- [Items from an interface collection]:

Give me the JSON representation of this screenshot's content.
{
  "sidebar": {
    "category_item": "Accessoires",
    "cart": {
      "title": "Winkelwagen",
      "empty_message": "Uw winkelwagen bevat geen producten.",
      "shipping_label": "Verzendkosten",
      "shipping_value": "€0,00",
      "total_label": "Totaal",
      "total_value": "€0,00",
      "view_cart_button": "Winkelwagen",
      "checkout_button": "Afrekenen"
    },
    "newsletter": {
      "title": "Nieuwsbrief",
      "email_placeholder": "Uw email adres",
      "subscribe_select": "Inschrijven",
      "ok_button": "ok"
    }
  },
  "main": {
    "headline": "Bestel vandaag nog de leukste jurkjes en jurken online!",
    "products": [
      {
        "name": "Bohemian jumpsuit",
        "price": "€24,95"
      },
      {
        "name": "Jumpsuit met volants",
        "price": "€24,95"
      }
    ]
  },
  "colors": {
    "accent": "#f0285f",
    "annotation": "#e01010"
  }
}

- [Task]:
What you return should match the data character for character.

- [Problem solution]:
Give me the JSON representation of this screenshot's content.
{
  "sidebar": {
    "category_item": "Accessoires",
    "cart": {
      "title": "Winkelwagen",
      "empty_message": "Uw winkelwagen bevat geen producten.",
      "shipping_label": "Verzendkosten",
      "shipping_value": "€0,00",
      "total_label": "Totaal",
      "total_value": "€0,00",
      "view_cart_button": "Winkelwagen",
      "checkout_button": "Afrekenen"
    },
    "newsletter": {
      "title": "Nieuwsbrief",
      "email_placeholder": "Uw email adres",
      "subscribe_select": "Inschrijven",
      "ok_button": "ok"
    }
  },
  "main": {
    "headline": "Bestel vandaag nog de leukste jurkjes en jurken online!",
    "products": [
      {
        "name": "Bohemian jumpsuit",
        "price": "€24,95"
      },
      {
        "name": "Jumpsuit met volants",
        "price": "€24,95"
      }
    ]
  },
  "colors": {
    "accent": "#f0285f",
    "annotation": "#e01010"
  }
}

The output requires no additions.